1997-1998 indexDistributed May 29, 1998
University of Texas-San Antonio joins Leadership Alliance
The University of Texas-San Antonio has joined the Leadership Alliance. The Alliance voted to approve the Texas membership during its annual meeting, April 17-18, 1998, on the campuses of two member schools - the University of Maryland-Baltimore County and Morgan State University.
PROVIDENCE, R.I. -- The Leadership Alliance, based at Brown University, has welcomed the University of Texas-San Antonio (UTSA) as the newest member of the 25-school consortium of colleges and universities. Alliance schools work together to address the national shortage of minorities in graduate school and faculty ranks. The vote took place during the Alliance's annual members' meeting, April 17-18, at the University of Maryland-Baltimore County and Morgan State University, two Alliance members.
"The future of the nation will become increasingly dependent on the education of minorities, particularly Hispanics, who will soon become the majority minority group," said UTSA President Samuel A. Kirkpatrick. "UTSA is excited to join with other members of the Leadership Alliance to expand access to higher education for all under-represented groups."
"The University of Texas-San Antonio is a growing institution that will add intellectual and people resources to the total of the Alliance, providing opportunities to under-represented students," said James H. Wyche, professor of medical science and associate provost of Brown, who serves as executive director of the Leadership Alliance.
Established in 1969, UTSA is a state-supported institution enrolling more than 17,000 undergraduate and graduate students. Among UTSA's top five strategic directions is to "become a national center of excellence for the education of Hispanics at the master's and doctoral level ... [and to] assume leadership in research on Hispanic issues."
Currently, Hispanic students account for 41 percent of UTSA's enrollment. Together, all minorities make up 49 percent of the total enrollment. In the fall of 1998, UTSA is expected to have a majority minority enrollment. UTSA has more minority students majoring in sciences than any other institution in the University of Texas system. As of 1997, UTSA leads the nation in the number of undergraduate degrees in the biological sciences awarded to Hispanics, according to an annual ranking of colleges and universities published in the Hispanic Outlook in Higher Education. The school ranks third in the country in the number of black students graduating with degrees in education. And based on statistics compiled by the National Center for Education Studies, the university ranks seventh in the overall number of undergraduate degrees conferred to Hispanics and 21st in the number of master's degrees awarded. The number of minority faculty at UTSA has increased 41 percent since 1993 and now constitutes 27 percent of the faculty.
The Leadership Alliance, founded in 1992, is the premier coalition in the nation addressing the shortage of under-represented minorities in graduate school and the professoriate. The Alliance seeks to develop a generation of outstanding minority leaders and role models not only in higher education, but in the private sector as well.
The consortium consists all of the Ivy League schools, 10 historically black colleges and universities, and the University of Puerto Rico system.
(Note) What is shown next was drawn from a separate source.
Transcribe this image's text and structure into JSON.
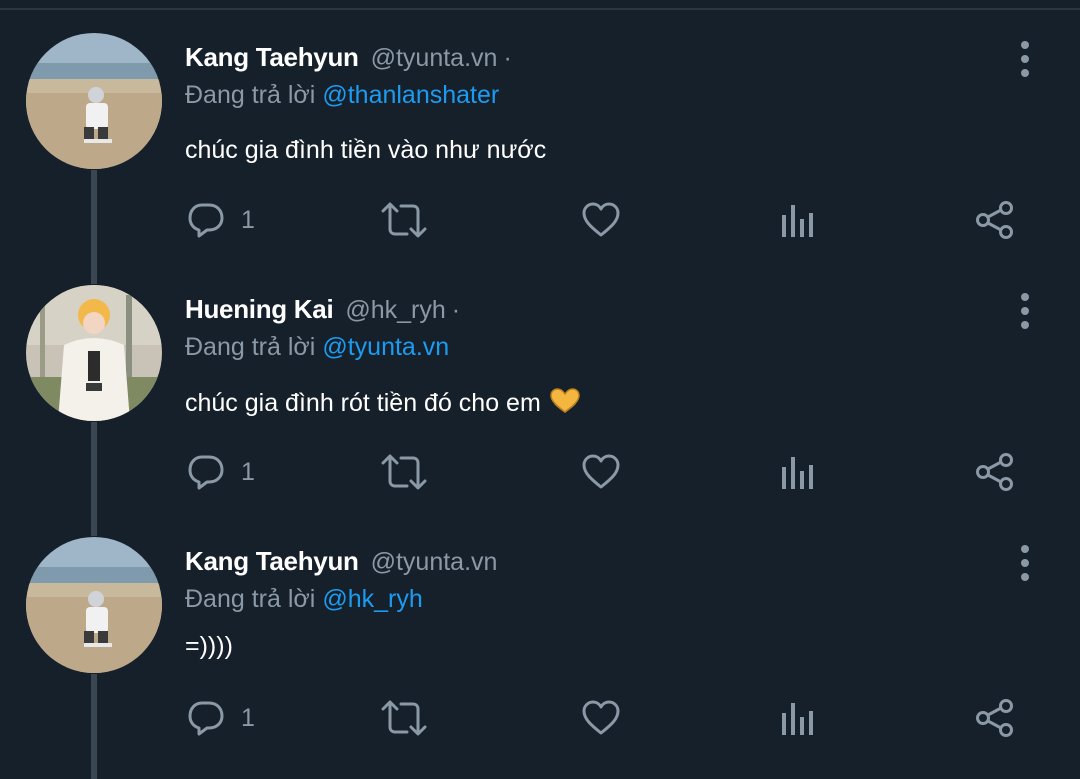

In addition, the Alliance is affiliated with Montana State University and the seven tribal colleges in Montana through The American Indian Research Opportunities program, based at Montana State. Among the Alliance's Programs: